The “Premium Family” subscription, meanwhile, costs $19.99 per month or $143.88 per year. This steps up the total number of simultaneous devices you can connect with — sort of. The cap per user is still five, but a family plan gives your household up to five users on the account, meaning your total household coverage could reach 25 devices.
It is worth noting, however, that Premium Family does not include access to Identity Guard, 1Password, and Robo Shield. These perks are for the individual version of the Premium tier only, according to Hotspot Shield’s website.
Deals on VPN services pop up on a fairly regular basis, which means there could be an opportunity for you to save even more on a subscription to Hotspot Shield somewhere down the line. At the present, there doesn’t appear to be a deal active. Rest assured, though, that we’ll be on the lookout should any new deals be announced. When that happens, we’ll update this page accordingly.
There is some good news to report on this front and some bad news. First, the bad news: Hotspot Shield does not have a free trial. You won’t be able to test the service’s top tier out without any charge, though Hotspot Shield does offer a 45-day money-back guarantee should you subscribe and then later decide the service isn’t for you.
Now the good news: Hotspot Shield offers a tier of service that is totally free. This can give you a taste of what the service has to offer, and will enable you to play with the Hotspot Shield apps for a while and see if they jive with you. Is Hotspot Shield’s free service on par with the paid offering? Absolutely not. It caps your connection speeds, only lets you connect to one server in the U.S., and limits you to 500 MB of data transfer per day. Still, this free version is something a lot of other VPN providers don’t provide at all, so kudos to Hotspot Shield for doing it.

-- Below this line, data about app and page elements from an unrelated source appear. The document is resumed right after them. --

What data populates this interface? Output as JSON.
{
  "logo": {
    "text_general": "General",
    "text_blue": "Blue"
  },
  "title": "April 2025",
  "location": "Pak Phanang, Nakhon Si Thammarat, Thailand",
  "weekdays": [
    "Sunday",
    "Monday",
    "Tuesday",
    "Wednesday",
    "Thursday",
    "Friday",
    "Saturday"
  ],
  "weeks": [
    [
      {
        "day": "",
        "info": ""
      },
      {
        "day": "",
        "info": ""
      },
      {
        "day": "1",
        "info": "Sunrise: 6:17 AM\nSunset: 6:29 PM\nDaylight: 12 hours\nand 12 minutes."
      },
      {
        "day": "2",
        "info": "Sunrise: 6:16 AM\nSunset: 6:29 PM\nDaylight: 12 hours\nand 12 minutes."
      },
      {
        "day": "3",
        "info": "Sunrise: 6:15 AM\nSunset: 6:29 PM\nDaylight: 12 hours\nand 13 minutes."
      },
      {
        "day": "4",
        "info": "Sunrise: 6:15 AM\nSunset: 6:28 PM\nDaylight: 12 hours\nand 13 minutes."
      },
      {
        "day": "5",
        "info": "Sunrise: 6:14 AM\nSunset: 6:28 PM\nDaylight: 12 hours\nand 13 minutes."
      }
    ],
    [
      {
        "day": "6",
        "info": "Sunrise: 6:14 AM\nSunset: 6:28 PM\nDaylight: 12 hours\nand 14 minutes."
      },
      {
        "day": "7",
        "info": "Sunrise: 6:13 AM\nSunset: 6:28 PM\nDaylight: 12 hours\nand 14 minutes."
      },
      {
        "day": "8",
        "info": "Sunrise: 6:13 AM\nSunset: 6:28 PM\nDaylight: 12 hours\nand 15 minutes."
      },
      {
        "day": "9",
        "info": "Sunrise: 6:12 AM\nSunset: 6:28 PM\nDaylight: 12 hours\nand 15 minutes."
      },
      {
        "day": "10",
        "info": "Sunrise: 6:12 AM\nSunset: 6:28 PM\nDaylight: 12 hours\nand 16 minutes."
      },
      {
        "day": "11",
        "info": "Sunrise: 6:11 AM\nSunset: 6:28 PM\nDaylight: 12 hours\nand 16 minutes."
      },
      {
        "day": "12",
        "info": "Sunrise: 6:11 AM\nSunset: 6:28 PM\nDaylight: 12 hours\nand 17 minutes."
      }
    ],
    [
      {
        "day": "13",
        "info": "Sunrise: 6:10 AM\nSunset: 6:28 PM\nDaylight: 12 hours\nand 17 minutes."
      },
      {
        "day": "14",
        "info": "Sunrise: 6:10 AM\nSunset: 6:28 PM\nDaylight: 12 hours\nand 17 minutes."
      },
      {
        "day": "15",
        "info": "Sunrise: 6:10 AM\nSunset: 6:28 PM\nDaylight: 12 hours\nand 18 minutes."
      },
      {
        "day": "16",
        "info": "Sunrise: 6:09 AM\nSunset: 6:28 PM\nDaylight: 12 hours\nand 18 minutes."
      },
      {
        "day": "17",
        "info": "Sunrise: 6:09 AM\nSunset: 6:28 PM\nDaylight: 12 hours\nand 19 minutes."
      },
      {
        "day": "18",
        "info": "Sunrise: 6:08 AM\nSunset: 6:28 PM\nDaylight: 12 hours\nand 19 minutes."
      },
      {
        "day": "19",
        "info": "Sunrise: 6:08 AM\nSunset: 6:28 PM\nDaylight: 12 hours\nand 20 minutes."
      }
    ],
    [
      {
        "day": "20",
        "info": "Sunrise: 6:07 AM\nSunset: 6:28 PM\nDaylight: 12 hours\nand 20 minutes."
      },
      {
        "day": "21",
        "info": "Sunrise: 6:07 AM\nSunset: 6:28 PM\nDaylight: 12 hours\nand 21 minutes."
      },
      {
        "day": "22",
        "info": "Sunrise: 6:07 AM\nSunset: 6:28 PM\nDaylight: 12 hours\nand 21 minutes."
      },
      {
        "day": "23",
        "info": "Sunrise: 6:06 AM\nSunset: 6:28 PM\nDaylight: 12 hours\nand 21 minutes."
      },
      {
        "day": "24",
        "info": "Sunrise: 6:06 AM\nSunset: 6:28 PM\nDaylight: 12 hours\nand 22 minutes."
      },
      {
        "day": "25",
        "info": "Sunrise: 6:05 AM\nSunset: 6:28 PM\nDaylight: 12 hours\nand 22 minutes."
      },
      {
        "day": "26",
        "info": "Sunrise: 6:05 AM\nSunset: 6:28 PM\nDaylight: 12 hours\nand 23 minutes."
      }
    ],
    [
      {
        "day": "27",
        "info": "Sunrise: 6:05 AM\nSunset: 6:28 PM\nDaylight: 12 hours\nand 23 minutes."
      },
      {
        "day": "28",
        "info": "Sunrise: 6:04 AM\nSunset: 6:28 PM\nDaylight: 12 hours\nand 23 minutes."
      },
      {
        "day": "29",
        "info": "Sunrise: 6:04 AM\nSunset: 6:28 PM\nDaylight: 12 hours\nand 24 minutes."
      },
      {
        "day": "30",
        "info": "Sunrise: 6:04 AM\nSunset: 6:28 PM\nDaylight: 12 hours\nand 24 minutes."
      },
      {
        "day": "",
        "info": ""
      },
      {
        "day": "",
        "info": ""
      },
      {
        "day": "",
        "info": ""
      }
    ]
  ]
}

Some VPN services require you to ink a contract before you can use the service. This obviously puts you in a bit of a predicament should you decide to cancel. If you sign a contract, you’ll either be stuck paying for the service for the contract’s duration, or you’ll be asked to pay a stiff penalty to get out of it. Neither option is all that enticing.
Hotspot Shield doesn’t require you to sign a contract of any kind. You are free to sign up for the service on a month-to-month basis, or you can prepay for a year and get the service at a discount. There is also a 45-day money-back guarantee, as mentioned earlier, so you have options early on if you decide you’d rather use a different service.
There are some VPN services out there that’ll make you jump through hoops to cancel your plan. They might hide the cancellation screen on the website, for instance. Some may even force you to call a phone number and talk to a real person in order to cancel.
Hotspot Shield makes the act of canceling pretty darn easy. All you have to do is visit the Hotspot Shield website, click over to the “Account info” section, and then click “Cancel plan” under the “Membership” heading. Hotspot Shield will ask you why you are canceling but otherwise won’t do much else to stand in your way.
Whether you should get Hotspot Shield or not will come down to your own personal use case — and how much you value privacy. On the one hand, Hotspot Shield offers quite a lot of value for a service that costs pretty much the same price as its competitors. On the other hand, though, you may not feel all that comfortable using it if you worry about your browsing habits being shared with or viewed by others. The decision ultimately rests with you — but if you’re looking for further guidance, you could always read our complete Hotspot Shield review!